The writer is distinguished jurist chair and professor of eminence, Institute of Advanced Legal Studies, Amity University.
The impression that the Act has repealed the Muslim law on divorce by husbands in its entirety is not correct. Its provisions are restricted in their effect to talaq-e-bidat, the two forms of which have been mentioned above.
The nation is indeed tired of the sickening mandir-masjid dispute which has been perpetuating communal tensions and shattering social harmony. We must now avail whatever chance the Court has provided to bury the hatchet and hope for sustaining bonhomie in future.
Does a prayer become objectionable because it is in Urdu, because God is invoked as Khuda and Allah?
What is the sense in retaining an archaic law of foreign origin in certain national territories, 58 years after their assimilation into the nation?
For those interested in hearing from the horse’s mouth the story of Ram’s successes and failures, he has left behind two books, which are partly in the nature of memoirs. The first of these, curiously titled Conscience of a Maverick, was published in 2007. Seven years later, to counter criticism, he wrote another book, Maverick Unchanged, Unrepentant.
It should be a predominantly jurists’ commission, not a retired judges’ collective with a sprinkling of legal scholarship and jurisprudential expertise.
Cleared by Parliament, the Protection of Human Rights (Amendment) Bill 2019 does not further empower the NHRC, ignores need for structural changes.
Parties to the dispute should reach a compromise and resolve not to let the unpleasant history repeat itself elsewhere.
The rulers of the day, basking in the glory of an unprecedented electoral victory, and their ardent admirers, must realise that the 250 million-strong minorities of India are equal citizens of the country. They are as patriotic as the one billion-strong majority.
The ban on face-covering in Sri Lanka is a precautionary security measure and the Kerala educational organisation’s circular prohibiting the practice — notably, issued before the Sri Lanka incident — is an admirable attempt to put the record straight on the Quranic injunction concerning women’s dress.
Has communal electioneering become an inseparable characteristic of Indian politics? Are we, the citizens of secular India, to perpetually bear with it?
It is time to thank God for services provided and jettison the concept.
Over seven decades after his assassination, Gandhi is still reviled for his commitment to a secular India.
In Sabarimala, apex court could have been cautious in applying constitutional ideals
Supreme Court holds adultery, marriage to be civil matters. Shouldn’t this hold for triple talaq?
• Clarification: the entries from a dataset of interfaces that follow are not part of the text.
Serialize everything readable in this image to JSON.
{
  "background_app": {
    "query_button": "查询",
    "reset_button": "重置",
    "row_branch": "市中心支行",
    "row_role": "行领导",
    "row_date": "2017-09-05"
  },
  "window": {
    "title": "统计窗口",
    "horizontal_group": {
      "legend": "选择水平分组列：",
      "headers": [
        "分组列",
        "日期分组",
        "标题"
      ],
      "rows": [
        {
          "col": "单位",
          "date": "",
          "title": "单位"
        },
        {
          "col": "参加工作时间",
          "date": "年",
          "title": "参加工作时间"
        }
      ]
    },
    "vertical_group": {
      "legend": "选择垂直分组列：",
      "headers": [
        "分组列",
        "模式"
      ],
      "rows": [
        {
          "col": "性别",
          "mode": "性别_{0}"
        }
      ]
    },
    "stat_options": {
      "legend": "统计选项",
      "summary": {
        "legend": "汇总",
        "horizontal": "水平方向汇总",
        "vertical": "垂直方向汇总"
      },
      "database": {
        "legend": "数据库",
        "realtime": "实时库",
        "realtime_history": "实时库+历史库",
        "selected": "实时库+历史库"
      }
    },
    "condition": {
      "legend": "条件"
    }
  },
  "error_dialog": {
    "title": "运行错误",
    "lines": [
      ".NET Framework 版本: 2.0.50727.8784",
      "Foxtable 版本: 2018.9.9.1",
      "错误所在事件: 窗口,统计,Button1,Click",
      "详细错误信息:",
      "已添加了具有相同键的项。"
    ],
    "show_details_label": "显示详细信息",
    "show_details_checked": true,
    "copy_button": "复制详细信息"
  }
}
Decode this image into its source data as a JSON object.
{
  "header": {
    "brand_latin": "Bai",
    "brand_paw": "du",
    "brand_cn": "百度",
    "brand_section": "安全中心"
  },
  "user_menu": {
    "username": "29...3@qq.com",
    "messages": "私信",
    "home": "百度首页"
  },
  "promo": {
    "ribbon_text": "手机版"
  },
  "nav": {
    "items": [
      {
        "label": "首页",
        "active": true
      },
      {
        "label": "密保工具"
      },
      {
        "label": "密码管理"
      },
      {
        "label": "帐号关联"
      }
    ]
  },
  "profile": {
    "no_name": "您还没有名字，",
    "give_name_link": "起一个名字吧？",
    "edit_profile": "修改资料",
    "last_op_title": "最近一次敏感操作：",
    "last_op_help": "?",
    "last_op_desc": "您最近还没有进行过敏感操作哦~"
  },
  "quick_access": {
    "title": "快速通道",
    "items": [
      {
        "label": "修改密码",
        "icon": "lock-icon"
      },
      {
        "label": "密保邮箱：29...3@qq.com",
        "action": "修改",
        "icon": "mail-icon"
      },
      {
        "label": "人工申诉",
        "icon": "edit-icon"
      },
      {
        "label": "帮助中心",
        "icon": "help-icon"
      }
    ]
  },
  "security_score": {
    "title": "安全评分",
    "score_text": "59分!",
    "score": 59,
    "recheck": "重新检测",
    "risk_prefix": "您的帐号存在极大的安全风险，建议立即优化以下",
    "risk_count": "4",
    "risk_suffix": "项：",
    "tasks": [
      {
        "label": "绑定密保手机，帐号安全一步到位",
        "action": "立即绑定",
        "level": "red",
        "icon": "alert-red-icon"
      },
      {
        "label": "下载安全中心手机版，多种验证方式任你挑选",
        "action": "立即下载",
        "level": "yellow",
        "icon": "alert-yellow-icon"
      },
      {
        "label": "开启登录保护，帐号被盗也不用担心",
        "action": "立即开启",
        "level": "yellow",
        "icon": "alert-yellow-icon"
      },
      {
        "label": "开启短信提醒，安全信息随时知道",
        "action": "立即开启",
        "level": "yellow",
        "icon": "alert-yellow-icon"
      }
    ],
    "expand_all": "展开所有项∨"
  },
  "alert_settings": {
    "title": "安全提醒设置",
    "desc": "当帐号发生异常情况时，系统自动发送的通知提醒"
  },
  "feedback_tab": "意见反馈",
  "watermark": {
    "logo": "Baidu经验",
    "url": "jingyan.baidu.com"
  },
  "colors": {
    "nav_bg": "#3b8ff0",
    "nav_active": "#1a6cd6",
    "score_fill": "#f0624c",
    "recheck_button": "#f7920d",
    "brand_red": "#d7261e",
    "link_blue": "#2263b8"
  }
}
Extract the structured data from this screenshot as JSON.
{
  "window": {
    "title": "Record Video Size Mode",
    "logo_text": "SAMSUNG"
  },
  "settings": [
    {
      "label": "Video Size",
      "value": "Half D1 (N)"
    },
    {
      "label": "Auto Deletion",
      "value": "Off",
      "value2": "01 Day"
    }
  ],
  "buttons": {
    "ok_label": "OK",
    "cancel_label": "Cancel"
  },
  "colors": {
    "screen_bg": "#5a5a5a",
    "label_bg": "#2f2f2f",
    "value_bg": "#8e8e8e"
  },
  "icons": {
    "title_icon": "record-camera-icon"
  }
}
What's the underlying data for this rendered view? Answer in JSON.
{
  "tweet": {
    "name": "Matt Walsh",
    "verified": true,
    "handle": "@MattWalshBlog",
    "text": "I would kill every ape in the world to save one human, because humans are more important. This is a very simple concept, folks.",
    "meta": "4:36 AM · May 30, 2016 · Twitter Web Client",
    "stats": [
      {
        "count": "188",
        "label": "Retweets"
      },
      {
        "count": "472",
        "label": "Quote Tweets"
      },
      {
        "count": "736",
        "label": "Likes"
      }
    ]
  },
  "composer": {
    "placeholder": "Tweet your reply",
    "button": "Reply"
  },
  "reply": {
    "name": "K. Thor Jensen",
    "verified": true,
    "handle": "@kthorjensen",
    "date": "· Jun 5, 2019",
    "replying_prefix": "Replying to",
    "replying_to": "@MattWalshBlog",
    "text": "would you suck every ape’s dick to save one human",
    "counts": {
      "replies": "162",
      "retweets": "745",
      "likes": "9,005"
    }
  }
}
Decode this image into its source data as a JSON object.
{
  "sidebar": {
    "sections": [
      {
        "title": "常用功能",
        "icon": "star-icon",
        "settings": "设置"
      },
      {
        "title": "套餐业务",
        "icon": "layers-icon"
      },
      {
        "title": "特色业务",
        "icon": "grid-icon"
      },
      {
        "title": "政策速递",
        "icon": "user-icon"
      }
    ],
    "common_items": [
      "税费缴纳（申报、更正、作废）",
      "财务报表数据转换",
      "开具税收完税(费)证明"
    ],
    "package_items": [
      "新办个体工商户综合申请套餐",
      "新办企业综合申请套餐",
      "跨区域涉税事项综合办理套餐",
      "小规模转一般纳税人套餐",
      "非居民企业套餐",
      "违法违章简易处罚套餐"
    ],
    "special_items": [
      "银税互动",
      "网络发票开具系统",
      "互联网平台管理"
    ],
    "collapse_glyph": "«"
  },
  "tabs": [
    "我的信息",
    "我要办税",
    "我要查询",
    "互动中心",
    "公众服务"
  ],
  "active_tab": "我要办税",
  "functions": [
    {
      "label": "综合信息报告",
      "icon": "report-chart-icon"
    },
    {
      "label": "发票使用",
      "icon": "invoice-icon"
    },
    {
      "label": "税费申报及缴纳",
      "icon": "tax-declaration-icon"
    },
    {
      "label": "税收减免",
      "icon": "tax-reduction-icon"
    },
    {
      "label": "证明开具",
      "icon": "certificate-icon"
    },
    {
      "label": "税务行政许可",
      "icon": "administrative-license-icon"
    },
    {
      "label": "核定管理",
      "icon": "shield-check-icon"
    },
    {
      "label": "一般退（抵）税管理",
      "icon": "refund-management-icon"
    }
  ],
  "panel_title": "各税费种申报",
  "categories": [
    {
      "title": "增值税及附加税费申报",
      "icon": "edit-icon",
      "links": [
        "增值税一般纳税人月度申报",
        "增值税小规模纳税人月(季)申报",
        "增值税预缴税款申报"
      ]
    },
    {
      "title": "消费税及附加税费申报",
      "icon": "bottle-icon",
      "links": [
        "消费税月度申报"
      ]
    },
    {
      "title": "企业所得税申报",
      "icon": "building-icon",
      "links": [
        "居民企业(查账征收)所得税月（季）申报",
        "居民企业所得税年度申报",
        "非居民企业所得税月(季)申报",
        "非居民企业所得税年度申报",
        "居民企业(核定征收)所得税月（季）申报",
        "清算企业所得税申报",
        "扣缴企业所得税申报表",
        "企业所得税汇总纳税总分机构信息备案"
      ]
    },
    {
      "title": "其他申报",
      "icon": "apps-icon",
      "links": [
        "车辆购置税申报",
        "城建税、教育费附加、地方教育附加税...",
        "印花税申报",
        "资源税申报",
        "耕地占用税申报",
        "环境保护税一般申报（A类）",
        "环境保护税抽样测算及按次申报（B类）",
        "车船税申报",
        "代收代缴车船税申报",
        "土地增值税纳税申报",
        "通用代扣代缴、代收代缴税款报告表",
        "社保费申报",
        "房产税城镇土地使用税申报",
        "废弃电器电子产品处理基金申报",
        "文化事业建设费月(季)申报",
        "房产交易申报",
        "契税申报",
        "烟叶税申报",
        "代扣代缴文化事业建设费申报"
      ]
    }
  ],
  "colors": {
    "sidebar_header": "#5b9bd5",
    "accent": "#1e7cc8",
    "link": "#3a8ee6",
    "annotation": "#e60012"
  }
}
Law panel’s recommendations on personal law are selective, ill-judged.
Atal Bihari Vajpayee’s poems are a part of his legacy that must not be ignored.
National commissions are white elephants: Expensive and ineffective.
Till the end, Justice Rajinder Sachar spoke up for the rights of fellow citizens
In both religion and law, polygamy has no place.
Lingayats’ claim to ‘separate religion’ status is untenable
Failure of religious leaders made state intervention on triple talaq inevitable
In light of Hadiya case, freedom to marry who you want must be a fundamental right
Supreme Court’s places of worship ruling betrays a selective reading of constitutional provisions
The Supreme Court has rightly struck down triple talaq. But it could have done so by simply reiterating its own sensible ruling in the Shamim Ara case